[Then came an unexpected help for him from his fellow cleaners who handed him their day's wages. (Photo: GMB Akash Facebook page)]
Dhaka (Bangaldesh): Bangladeshi documentary photographer GMB Akash tells the story – via a Facebook post -- of a father, identified as Idris, who despite all odds, ensured that his three daughters got a good education and were not dependent on anyone.
"I never told my children what was my job. I never wanted them to feel shame because of me," says Idris in the moving post going viral on Facebook. Since being shared on May 6, the post has received over 11K comments and more than one lakh shares.
"All of you are more human than most of the so called educated people from whom humanity can't be expected. Great respect to you all & MAY ALLAH BLESS YOU All", Jebunnesa Jahangir, a Facebook user, says in her comment posted in response
"I can feel tears in my eye .... How can these people get such happiness? On the other hand lot of people who are earning a lot and wanting more by any means but still not happy. Salute to this father and salute to his kids. Beleive me no one is richer than you in this world. May Allah bless you and fullfill your dream. I will pray for you", Nazmul Khair, another FB user, says.
In the post, Idris, talks about going to extreme lengths to hide his job from his daughters. He would tell his daughters he was a labourer when he was actually a street cleaner, who used to bathe in public toilets before going home just to hide from his daughters the work he was doing..
"I wanted my daughters to send to school, to educate them. I wanted them to stand with dignity in front of people. I never wanted anyone look down at them like everyone looked down at me. People always humiliated me.
"I invested every penny of my earning for my daughters' education. I never bought a new shirt, used the money instead for buying books for them. Respect, which is all I wanted them to earn for me. I was a cleaner. ," Idris says.
However, one day he let his daughters in on the secret. He recalls, it was the last day for him to submit the admission fee for his daughter's college but he didn't have enough money. Worried about what he would tell his daughter when she asked about the fee, he couldn't work that day.
"I was sitting beside the rubbish, was trying hard to hide my tears. I was unable to work that day. All my coworkers were looking at me but no one came to speak.
"I was failed, heartbroken and I had no idea how to face my daughter who would ask me about the admission fees once I back to home. I am born poor. Nothing good can happen with a poor person that was my belief", Idris says.
Then came an unexpected help for him from his fellow cleaners who handed him their day's wages.
"When I refused, they confronted by saying, we will starve today if needed but our daughter has to go to college", he recalls.
"That day I did not take shower. That day I went home like a cleaner," he adds.

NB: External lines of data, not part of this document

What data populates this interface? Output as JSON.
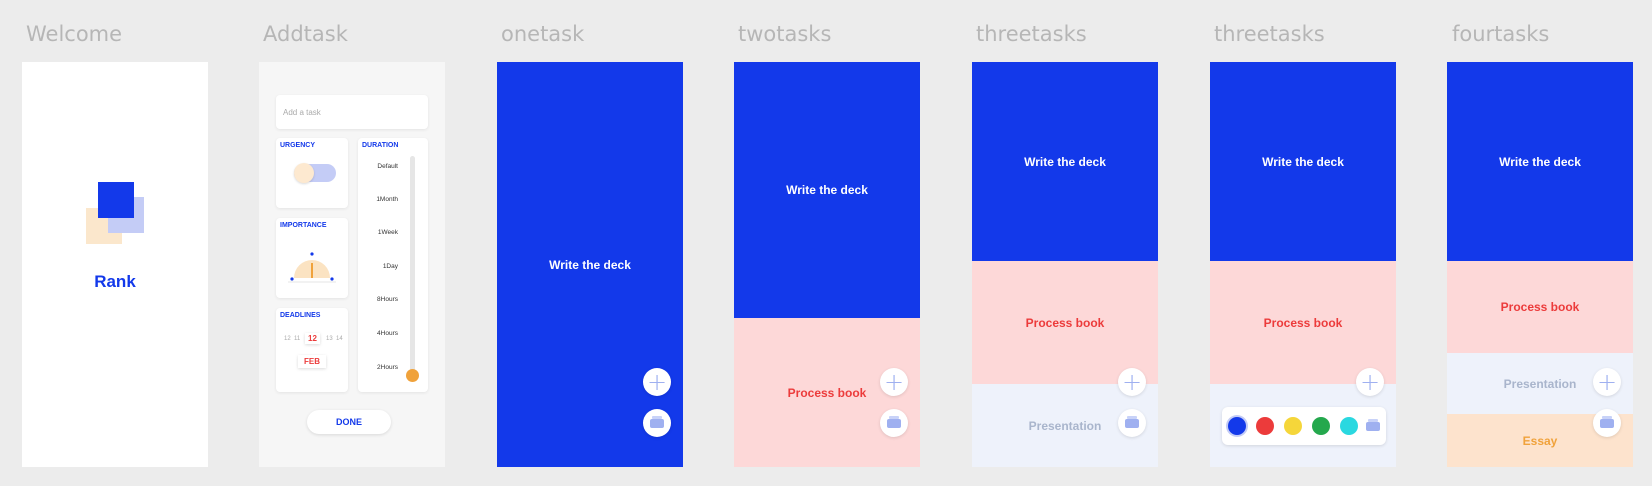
{
  "frames": {
    "welcome": {
      "title": "Welcome",
      "app_name": "Rank"
    },
    "addtask": {
      "title": "Addtask",
      "task_placeholder": "Add a task",
      "urgency_label": "URGENCY",
      "importance_label": "IMPORTANCE",
      "deadlines_label": "DEADLINES",
      "duration_label": "DURATION",
      "durations": [
        "Default",
        "1Month",
        "1Week",
        "1Day",
        "8Hours",
        "4Hours",
        "2Hours"
      ],
      "days": [
        "12",
        "11",
        "12",
        "13",
        "14"
      ],
      "month": "FEB",
      "done_label": "DONE"
    },
    "onetask": {
      "title": "onetask",
      "tasks": [
        "Write the deck"
      ]
    },
    "twotasks": {
      "title": "twotasks",
      "tasks": [
        "Write the deck",
        "Process book"
      ]
    },
    "threetasks": {
      "title": "threetasks",
      "tasks": [
        "Write the deck",
        "Process book",
        "Presentation"
      ]
    },
    "threetasks_colors": {
      "title": "threetasks",
      "tasks": [
        "Write the deck",
        "Process book"
      ],
      "swatches": [
        "#1339ea",
        "#ec3b3b",
        "#f5d63a",
        "#24a84d",
        "#2ad8e0"
      ]
    },
    "fourtasks": {
      "title": "fourtasks",
      "tasks": [
        "Write the deck",
        "Process book",
        "Presentation",
        "Essay"
      ]
    }
  },
  "colors": {
    "blue": "#1339ea",
    "pink": "#fdd8d8",
    "red": "#ec3b3b",
    "pale": "#eef2fb",
    "peach": "#fde3cd",
    "orange": "#f0a23b"
  },
  "icons": {
    "add": "plus-icon",
    "tag": "tag-icon"
  }
}
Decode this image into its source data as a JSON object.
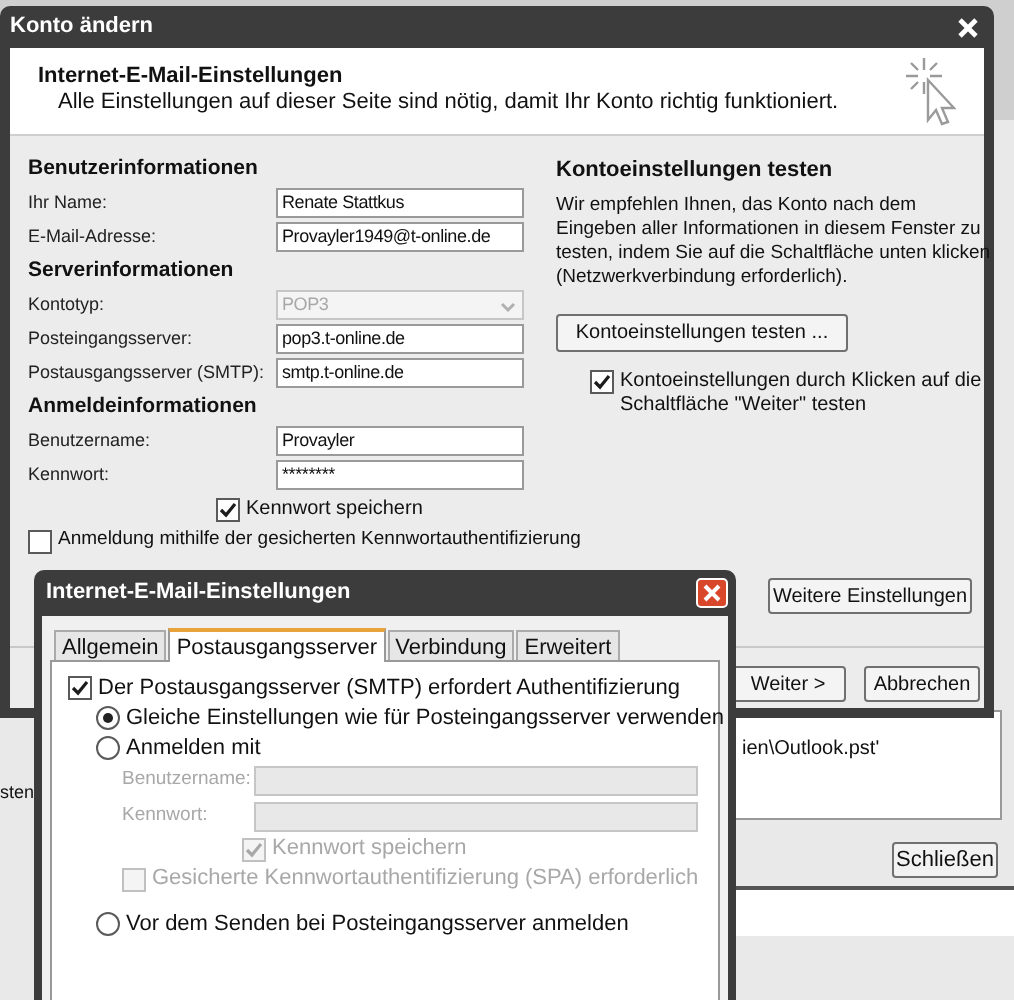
{
  "main_window": {
    "title": "Konto ändern",
    "header": {
      "title": "Internet-E-Mail-Einstellungen",
      "subtitle": "Alle Einstellungen auf dieser Seite sind nötig, damit Ihr Konto richtig funktioniert."
    },
    "sections": [
      {
        "heading": "Benutzerinformationen",
        "fields": [
          {
            "kind": "text",
            "label": "Ihr Name:",
            "value": "Renate Stattkus",
            "disabled": false
          },
          {
            "kind": "text",
            "label": "E-Mail-Adresse:",
            "value": "Provayler1949@t-online.de",
            "disabled": false
          }
        ]
      },
      {
        "heading": "Serverinformationen",
        "fields": [
          {
            "kind": "dropdown",
            "label": "Kontotyp:",
            "value": "POP3",
            "disabled": true
          },
          {
            "kind": "text",
            "label": "Posteingangsserver:",
            "value": "pop3.t-online.de",
            "disabled": false
          },
          {
            "kind": "text",
            "label": "Postausgangsserver (SMTP):",
            "value": "smtp.t-online.de",
            "disabled": false
          }
        ]
      },
      {
        "heading": "Anmeldeinformationen",
        "fields": [
          {
            "kind": "text",
            "label": "Benutzername:",
            "value": "Provayler",
            "disabled": false
          },
          {
            "kind": "text",
            "label": "Kennwort:",
            "value": "********",
            "disabled": false
          }
        ]
      }
    ],
    "save_password": {
      "label": "Kennwort speichern",
      "checked": true
    },
    "spa_login": {
      "label": "Anmeldung mithilfe der gesicherten Kennwortauthentifizierung",
      "checked": false
    },
    "test_section": {
      "heading": "Kontoeinstellungen testen",
      "description": "Wir empfehlen Ihnen, das Konto nach dem Eingeben aller Informationen in diesem Fenster zu testen, indem Sie auf die Schaltfläche unten klicken (Netzwerkverbindung erforderlich).",
      "test_button": "Kontoeinstellungen testen ...",
      "auto_test": {
        "label": "Kontoeinstellungen durch Klicken auf die Schaltfläche \"Weiter\" testen",
        "checked": true
      }
    },
    "more_settings_button": "Weitere Einstellungen",
    "buttons": [
      "Weiter >",
      "Abbrechen"
    ]
  },
  "settings_dialog": {
    "title": "Internet-E-Mail-Einstellungen",
    "tabs": [
      {
        "label": "Allgemein",
        "selected": false
      },
      {
        "label": "Postausgangsserver",
        "selected": true
      },
      {
        "label": "Verbindung",
        "selected": false
      },
      {
        "label": "Erweitert",
        "selected": false
      }
    ],
    "smtp_auth": {
      "label": "Der Postausgangsserver (SMTP) erfordert Authentifizierung",
      "checked": true
    },
    "items": [
      {
        "kind": "radio",
        "label": "Gleiche Einstellungen wie für Posteingangsserver verwenden",
        "selected": true
      },
      {
        "kind": "radio",
        "label": "Anmelden mit",
        "selected": false
      },
      {
        "kind": "field",
        "label": "Benutzername:",
        "disabled": true
      },
      {
        "kind": "field",
        "label": "Kennwort:",
        "disabled": true
      },
      {
        "kind": "checkbox",
        "label": "Kennwort speichern",
        "checked": true,
        "disabled": true
      },
      {
        "kind": "checkbox",
        "label": "Gesicherte Kennwortauthentifizierung (SPA) erforderlich",
        "checked": false,
        "disabled": true
      },
      {
        "kind": "radio",
        "label": "Vor dem Senden bei Posteingangsserver anmelden",
        "selected": false
      }
    ]
  },
  "background_window": {
    "left_text": "sten",
    "path_text": "ien\\Outlook.pst'",
    "close_button": "Schließen"
  }
}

Idris's daughter is to finish university very soon. She has a part time job and three of them do tuition so that he doesn't need to work anymore.
His daughter, however, hasn't forgotten those who helped them when they were struggling. He recalls how she often takes him to his work place and offers food to his coworkers.
"They laugh and ask her why she feeds them so often. My daughter tells them, 'All of you starved for me that day so I can become what I am today, pray for me that I can feed you all every day,'" he says.
Idris ends his story on a moving note.
"Nowadays I do not feel I am a poor man. Whoever has such children, how can he be poor," Idris says.